*** RECORDS FOR THIS TASK Section Begins ***
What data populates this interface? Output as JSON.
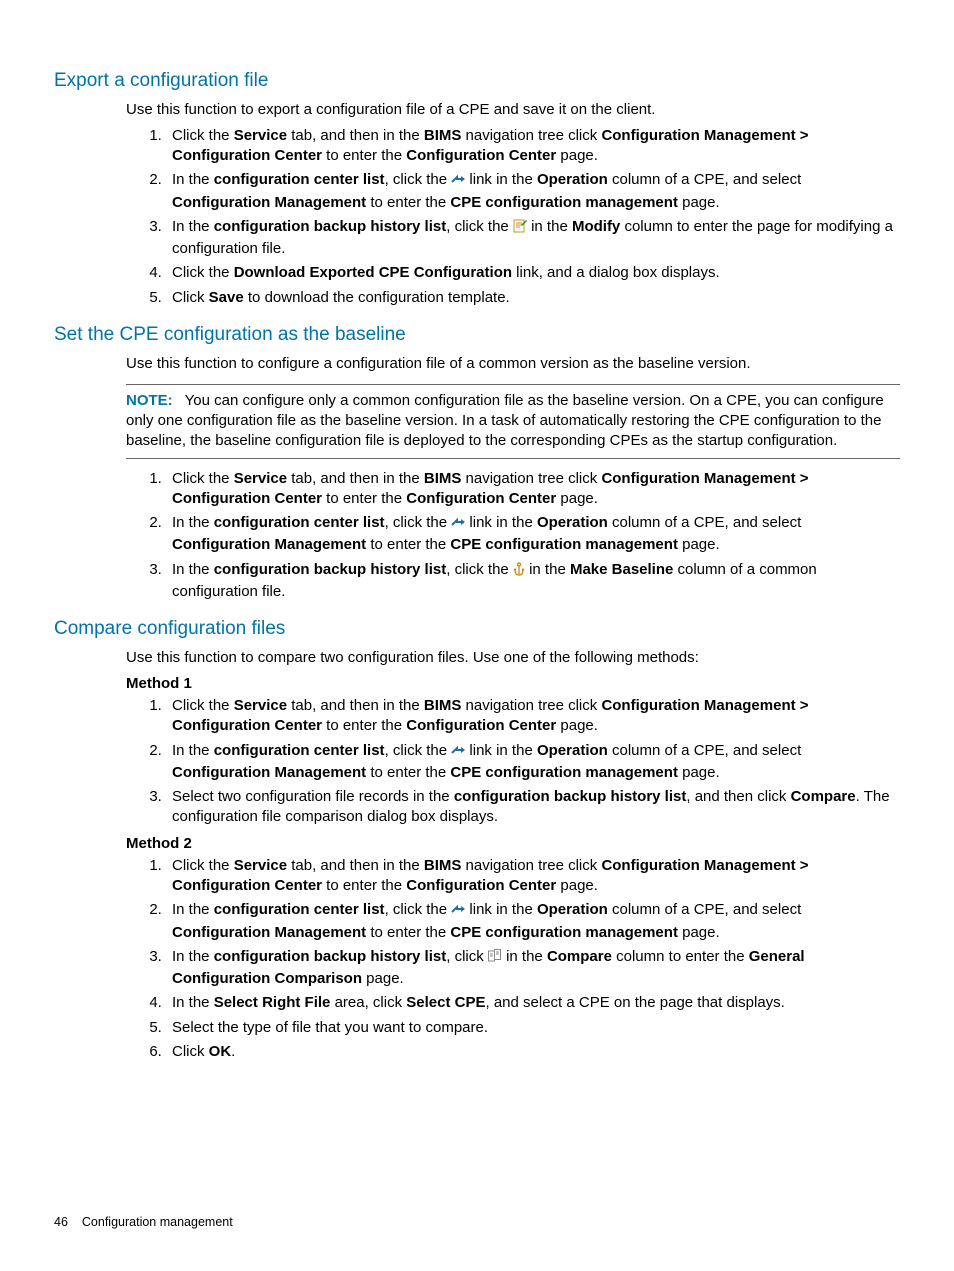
{
  "section1": {
    "title": "Export a configuration file",
    "intro": "Use this function to export a configuration file of a CPE and save it on the client.",
    "steps": [
      "Click the <b>Service</b> tab, and then in the <b>BIMS</b> navigation tree click <b>Configuration Management > Configuration Center</b> to enter the <b>Configuration Center</b> page.",
      "In the <b>configuration center list</b>, click the {arrow} link in the <b>Operation</b> column of a CPE, and select <b>Configuration Management</b> to enter the <b>CPE configuration management</b> page.",
      "In the <b>configuration backup history list</b>, click the {edit} in the <b>Modify</b> column to enter the page for modifying a configuration file.",
      "Click the <b>Download Exported CPE Configuration</b> link, and a dialog box displays.",
      "Click <b>Save</b> to download the configuration template."
    ]
  },
  "section2": {
    "title": "Set the CPE configuration as the baseline",
    "intro": "Use this function to configure a configuration file of a common version as the baseline version.",
    "note_label": "NOTE:",
    "note": "You can configure only a common configuration file as the baseline version. On a CPE, you can configure only one configuration file as the baseline version. In a task of automatically restoring the CPE configuration to the baseline, the baseline configuration file is deployed to the corresponding CPEs as the startup configuration.",
    "steps": [
      "Click the <b>Service</b> tab, and then in the <b>BIMS</b> navigation tree click <b>Configuration Management > Configuration Center</b> to enter the <b>Configuration Center</b> page.",
      "In the <b>configuration center list</b>, click the {arrow} link in the <b>Operation</b> column of a CPE, and select <b>Configuration Management</b> to enter the <b>CPE configuration management</b> page.",
      "In the <b>configuration backup history list</b>, click the {anchor} in the <b>Make Baseline</b> column of a common configuration file."
    ]
  },
  "section3": {
    "title": "Compare configuration files",
    "intro": "Use this function to compare two configuration files. Use one of the following methods:",
    "method1_label": "Method 1",
    "method1_steps": [
      "Click the <b>Service</b> tab, and then in the <b>BIMS</b> navigation tree click <b>Configuration Management > Configuration Center</b> to enter the <b>Configuration Center</b> page.",
      "In the <b>configuration center list</b>, click the {arrow} link in the <b>Operation</b> column of a CPE, and select <b>Configuration Management</b> to enter the <b>CPE configuration management</b> page.",
      "Select two configuration file records in the <b>configuration backup history list</b>, and then click <b>Compare</b>. The configuration file comparison dialog box displays."
    ],
    "method2_label": "Method 2",
    "method2_steps": [
      "Click the <b>Service</b> tab, and then in the <b>BIMS</b> navigation tree click <b>Configuration Management > Configuration Center</b> to enter the <b>Configuration Center</b> page.",
      "In the <b>configuration center list</b>, click the {arrow} link in the <b>Operation</b> column of a CPE, and select <b>Configuration Management</b> to enter the <b>CPE configuration management</b> page.",
      "In the <b>configuration backup history list</b>, click {compare} in the <b>Compare</b> column to enter the <b>General Configuration Comparison</b> page.",
      "In the <b>Select Right File</b> area, click <b>Select CPE</b>, and select a CPE on the page that displays.",
      "Select the type of file that you want to compare.",
      "Click <b>OK</b>."
    ]
  },
  "footer": {
    "page": "46",
    "chapter": "Configuration management"
  },
  "icons": {
    "arrow": "<svg width='14' height='12' viewBox='0 0 14 12'><path d='M1 8 L6 3 L6 5 L13 5' stroke='#1a6fb0' stroke-width='2' fill='none'/><path d='M10 2 L14 5 L10 8 Z' fill='#1a6fb0'/></svg>",
    "edit": "<svg width='14' height='14' viewBox='0 0 14 14'><rect x='1' y='1' width='10' height='12' fill='#fff' stroke='#d09020'/><path d='M3 4h6M3 6h6M3 8h4' stroke='#d09020'/><path d='M8 6 L13 1 L14 2 L9 7 Z' fill='#2a8a2a'/></svg>",
    "anchor": "<svg width='12' height='14' viewBox='0 0 12 14'><circle cx='6' cy='2.5' r='1.5' fill='none' stroke='#c97e00' stroke-width='1.2'/><path d='M6 4 V12 M2 8 Q2 13 6 13 Q10 13 10 8 M1 8 L2 7 L3 8 M11 8 L10 7 L9 8' stroke='#c97e00' stroke-width='1.2' fill='none'/></svg>",
    "compare": "<svg width='14' height='14' viewBox='0 0 14 14'><rect x='0.5' y='2' width='6' height='10' fill='#fff' stroke='#888'/><rect x='6.5' y='0.5' width='6' height='10' fill='#fff' stroke='#888'/><path d='M2 5h3M2 7h3M8 3h3M8 5h3' stroke='#888'/></svg>"
  }
}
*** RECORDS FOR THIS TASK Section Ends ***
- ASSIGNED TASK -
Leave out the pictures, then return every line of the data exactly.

- WRITTEN SOLUTION -
What data populates this interface? Output as JSON.
{
  "section1": {
    "title": "Export a configuration file",
    "intro": "Use this function to export a configuration file of a CPE and save it on the client.",
    "steps": [
      "Click the <b>Service</b> tab, and then in the <b>BIMS</b> navigation tree click <b>Configuration Management > Configuration Center</b> to enter the <b>Configuration Center</b> page.",
      "In the <b>configuration center list</b>, click the {arrow} link in the <b>Operation</b> column of a CPE, and select <b>Configuration Management</b> to enter the <b>CPE configuration management</b> page.",
      "In the <b>configuration backup history list</b>, click the {edit} in the <b>Modify</b> column to enter the page for modifying a configuration file.",
      "Click the <b>Download Exported CPE Configuration</b> link, and a dialog box displays.",
      "Click <b>Save</b> to download the configuration template."
    ]
  },
  "section2": {
    "title": "Set the CPE configuration as the baseline",
    "intro": "Use this function to configure a configuration file of a common version as the baseline version.",
    "note_label": "NOTE:",
    "note": "You can configure only a common configuration file as the baseline version. On a CPE, you can configure only one configuration file as the baseline version. In a task of automatically restoring the CPE configuration to the baseline, the baseline configuration file is deployed to the corresponding CPEs as the startup configuration.",
    "steps": [
      "Click the <b>Service</b> tab, and then in the <b>BIMS</b> navigation tree click <b>Configuration Management > Configuration Center</b> to enter the <b>Configuration Center</b> page.",
      "In the <b>configuration center list</b>, click the {arrow} link in the <b>Operation</b> column of a CPE, and select <b>Configuration Management</b> to enter the <b>CPE configuration management</b> page.",
      "In the <b>configuration backup history list</b>, click the {anchor} in the <b>Make Baseline</b> column of a common configuration file."
    ]
  },
  "section3": {
    "title": "Compare configuration files",
    "intro": "Use this function to compare two configuration files. Use one of the following methods:",
    "method1_label": "Method 1",
    "method1_steps": [
      "Click the <b>Service</b> tab, and then in the <b>BIMS</b> navigation tree click <b>Configuration Management > Configuration Center</b> to enter the <b>Configuration Center</b> page.",
      "In the <b>configuration center list</b>, click the {arrow} link in the <b>Operation</b> column of a CPE, and select <b>Configuration Management</b> to enter the <b>CPE configuration management</b> page.",
      "Select two configuration file records in the <b>configuration backup history list</b>, and then click <b>Compare</b>. The configuration file comparison dialog box displays."
    ],
    "method2_label": "Method 2",
    "method2_steps": [
      "Click the <b>Service</b> tab, and then in the <b>BIMS</b> navigation tree click <b>Configuration Management > Configuration Center</b> to enter the <b>Configuration Center</b> page.",
      "In the <b>configuration center list</b>, click the {arrow} link in the <b>Operation</b> column of a CPE, and select <b>Configuration Management</b> to enter the <b>CPE configuration management</b> page.",
      "In the <b>configuration backup history list</b>, click {compare} in the <b>Compare</b> column to enter the <b>General Configuration Comparison</b> page.",
      "In the <b>Select Right File</b> area, click <b>Select CPE</b>, and select a CPE on the page that displays.",
      "Select the type of file that you want to compare.",
      "Click <b>OK</b>."
    ]
  },
  "footer": {
    "page": "46",
    "chapter": "Configuration management"
  },
  "icons": {
    "arrow": "<svg width='14' height='12' viewBox='0 0 14 12'><path d='M1 8 L6 3 L6 5 L13 5' stroke='#1a6fb0' stroke-width='2' fill='none'/><path d='M10 2 L14 5 L10 8 Z' fill='#1a6fb0'/></svg>",
    "edit": "<svg width='14' height='14' viewBox='0 0 14 14'><rect x='1' y='1' width='10' height='12' fill='#fff' stroke='#d09020'/><path d='M3 4h6M3 6h6M3 8h4' stroke='#d09020'/><path d='M8 6 L13 1 L14 2 L9 7 Z' fill='#2a8a2a'/></svg>",
    "anchor": "<svg width='12' height='14' viewBox='0 0 12 14'><circle cx='6' cy='2.5' r='1.5' fill='none' stroke='#c97e00' stroke-width='1.2'/><path d='M6 4 V12 M2 8 Q2 13 6 13 Q10 13 10 8 M1 8 L2 7 L3 8 M11 8 L10 7 L9 8' stroke='#c97e00' stroke-width='1.2' fill='none'/></svg>",
    "compare": "<svg width='14' height='14' viewBox='0 0 14 14'><rect x='0.5' y='2' width='6' height='10' fill='#fff' stroke='#888'/><rect x='6.5' y='0.5' width='6' height='10' fill='#fff' stroke='#888'/><path d='M2 5h3M2 7h3M8 3h3M8 5h3' stroke='#888'/></svg>"
  }
}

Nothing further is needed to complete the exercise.